What this task involves
Write each entry out once more, please, precisely as shown.

Data shown below:

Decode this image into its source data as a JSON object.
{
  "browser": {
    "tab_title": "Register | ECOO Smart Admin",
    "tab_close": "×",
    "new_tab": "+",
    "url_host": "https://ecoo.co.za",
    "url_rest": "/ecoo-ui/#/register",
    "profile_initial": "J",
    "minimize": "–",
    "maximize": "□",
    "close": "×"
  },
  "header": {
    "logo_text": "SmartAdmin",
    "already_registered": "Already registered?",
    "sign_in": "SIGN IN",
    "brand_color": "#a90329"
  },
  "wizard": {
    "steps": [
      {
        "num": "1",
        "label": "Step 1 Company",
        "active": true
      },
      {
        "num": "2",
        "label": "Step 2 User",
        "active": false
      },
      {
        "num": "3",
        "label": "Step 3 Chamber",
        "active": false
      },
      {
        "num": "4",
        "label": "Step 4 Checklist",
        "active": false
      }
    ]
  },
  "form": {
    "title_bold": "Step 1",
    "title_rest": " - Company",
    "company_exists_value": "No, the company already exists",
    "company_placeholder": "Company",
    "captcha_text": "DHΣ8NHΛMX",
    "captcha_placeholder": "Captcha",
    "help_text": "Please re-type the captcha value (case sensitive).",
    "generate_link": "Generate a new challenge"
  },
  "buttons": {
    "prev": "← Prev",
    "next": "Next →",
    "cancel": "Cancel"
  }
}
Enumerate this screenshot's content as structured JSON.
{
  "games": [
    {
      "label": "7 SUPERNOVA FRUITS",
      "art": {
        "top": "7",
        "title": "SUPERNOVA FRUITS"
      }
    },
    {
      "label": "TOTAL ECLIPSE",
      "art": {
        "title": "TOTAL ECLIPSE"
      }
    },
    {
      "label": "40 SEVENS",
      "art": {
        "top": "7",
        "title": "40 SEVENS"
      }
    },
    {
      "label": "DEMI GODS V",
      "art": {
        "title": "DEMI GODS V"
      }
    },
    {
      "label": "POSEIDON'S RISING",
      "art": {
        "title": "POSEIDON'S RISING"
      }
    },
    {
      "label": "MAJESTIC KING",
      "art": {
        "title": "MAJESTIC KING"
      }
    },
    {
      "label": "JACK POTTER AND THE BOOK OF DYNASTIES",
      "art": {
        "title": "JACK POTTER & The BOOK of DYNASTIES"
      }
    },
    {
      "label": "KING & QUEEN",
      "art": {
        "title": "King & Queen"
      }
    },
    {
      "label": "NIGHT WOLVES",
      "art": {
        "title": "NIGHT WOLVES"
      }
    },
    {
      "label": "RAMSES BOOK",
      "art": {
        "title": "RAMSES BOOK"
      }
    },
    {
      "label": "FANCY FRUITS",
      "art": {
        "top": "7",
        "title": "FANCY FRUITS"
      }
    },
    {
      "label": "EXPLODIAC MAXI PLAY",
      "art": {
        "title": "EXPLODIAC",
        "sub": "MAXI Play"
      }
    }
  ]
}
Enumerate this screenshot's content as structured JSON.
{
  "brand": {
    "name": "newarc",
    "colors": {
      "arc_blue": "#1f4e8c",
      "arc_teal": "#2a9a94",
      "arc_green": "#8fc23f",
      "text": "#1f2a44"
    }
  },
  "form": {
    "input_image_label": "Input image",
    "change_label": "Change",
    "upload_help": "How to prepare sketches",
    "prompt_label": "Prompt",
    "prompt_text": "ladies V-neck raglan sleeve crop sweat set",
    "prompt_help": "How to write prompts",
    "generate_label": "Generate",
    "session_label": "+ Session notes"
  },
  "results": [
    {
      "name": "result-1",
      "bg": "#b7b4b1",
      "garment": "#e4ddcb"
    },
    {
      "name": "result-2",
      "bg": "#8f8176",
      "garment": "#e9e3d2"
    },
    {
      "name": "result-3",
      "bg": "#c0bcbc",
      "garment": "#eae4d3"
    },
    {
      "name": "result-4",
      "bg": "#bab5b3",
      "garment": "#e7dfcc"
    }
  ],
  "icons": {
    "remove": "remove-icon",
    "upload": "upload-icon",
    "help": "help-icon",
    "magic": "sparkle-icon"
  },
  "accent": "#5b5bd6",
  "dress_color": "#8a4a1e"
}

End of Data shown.

Expected answer
Decode this image into its source data as a JSON object.
{
  "browser": {
    "tab_title": "Register | ECOO Smart Admin",
    "tab_close": "×",
    "new_tab": "+",
    "url_host": "https://ecoo.co.za",
    "url_rest": "/ecoo-ui/#/register",
    "profile_initial": "J",
    "minimize": "–",
    "maximize": "□",
    "close": "×"
  },
  "header": {
    "logo_text": "SmartAdmin",
    "already_registered": "Already registered?",
    "sign_in": "SIGN IN",
    "brand_color": "#a90329"
  },
  "wizard": {
    "steps": [
      {
        "num": "1",
        "label": "Step 1 Company",
        "active": true
      },
      {
        "num": "2",
        "label": "Step 2 User",
        "active": false
      },
      {
        "num": "3",
        "label": "Step 3 Chamber",
        "active": false
      },
      {
        "num": "4",
        "label": "Step 4 Checklist",
        "active": false
      }
    ]
  },
  "form": {
    "title_bold": "Step 1",
    "title_rest": " - Company",
    "company_exists_value": "No, the company already exists",
    "company_placeholder": "Company",
    "captcha_text": "DHΣ8NHΛMX",
    "captcha_placeholder": "Captcha",
    "help_text": "Please re-type the captcha value (case sensitive).",
    "generate_link": "Generate a new challenge"
  },
  "buttons": {
    "prev": "← Prev",
    "next": "Next →",
    "cancel": "Cancel"
  }
}
Enumerate this screenshot's content as structured JSON.
{
  "games": [
    {
      "label": "7 SUPERNOVA FRUITS",
      "art": {
        "top": "7",
        "title": "SUPERNOVA FRUITS"
      }
    },
    {
      "label": "TOTAL ECLIPSE",
      "art": {
        "title": "TOTAL ECLIPSE"
      }
    },
    {
      "label": "40 SEVENS",
      "art": {
        "top": "7",
        "title": "40 SEVENS"
      }
    },
    {
      "label": "DEMI GODS V",
      "art": {
        "title": "DEMI GODS V"
      }
    },
    {
      "label": "POSEIDON'S RISING",
      "art": {
        "title": "POSEIDON'S RISING"
      }
    },
    {
      "label": "MAJESTIC KING",
      "art": {
        "title": "MAJESTIC KING"
      }
    },
    {
      "label": "JACK POTTER AND THE BOOK OF DYNASTIES",
      "art": {
        "title": "JACK POTTER & The BOOK of DYNASTIES"
      }
    },
    {
      "label": "KING & QUEEN",
      "art": {
        "title": "King & Queen"
      }
    },
    {
      "label": "NIGHT WOLVES",
      "art": {
        "title": "NIGHT WOLVES"
      }
    },
    {
      "label": "RAMSES BOOK",
      "art": {
        "title": "RAMSES BOOK"
      }
    },
    {
      "label": "FANCY FRUITS",
      "art": {
        "top": "7",
        "title": "FANCY FRUITS"
      }
    },
    {
      "label": "EXPLODIAC MAXI PLAY",
      "art": {
        "title": "EXPLODIAC",
        "sub": "MAXI Play"
      }
    }
  ]
}
Enumerate this screenshot's content as structured JSON.
{
  "brand": {
    "name": "newarc",
    "colors": {
      "arc_blue": "#1f4e8c",
      "arc_teal": "#2a9a94",
      "arc_green": "#8fc23f",
      "text": "#1f2a44"
    }
  },
  "form": {
    "input_image_label": "Input image",
    "change_label": "Change",
    "upload_help": "How to prepare sketches",
    "prompt_label": "Prompt",
    "prompt_text": "ladies V-neck raglan sleeve crop sweat set",
    "prompt_help": "How to write prompts",
    "generate_label": "Generate",
    "session_label": "+ Session notes"
  },
  "results": [
    {
      "name": "result-1",
      "bg": "#b7b4b1",
      "garment": "#e4ddcb"
    },
    {
      "name": "result-2",
      "bg": "#8f8176",
      "garment": "#e9e3d2"
    },
    {
      "name": "result-3",
      "bg": "#c0bcbc",
      "garment": "#eae4d3"
    },
    {
      "name": "result-4",
      "bg": "#bab5b3",
      "garment": "#e7dfcc"
    }
  ],
  "icons": {
    "remove": "remove-icon",
    "upload": "upload-icon",
    "help": "help-icon",
    "magic": "sparkle-icon"
  },
  "accent": "#5b5bd6",
  "dress_color": "#8a4a1e"
}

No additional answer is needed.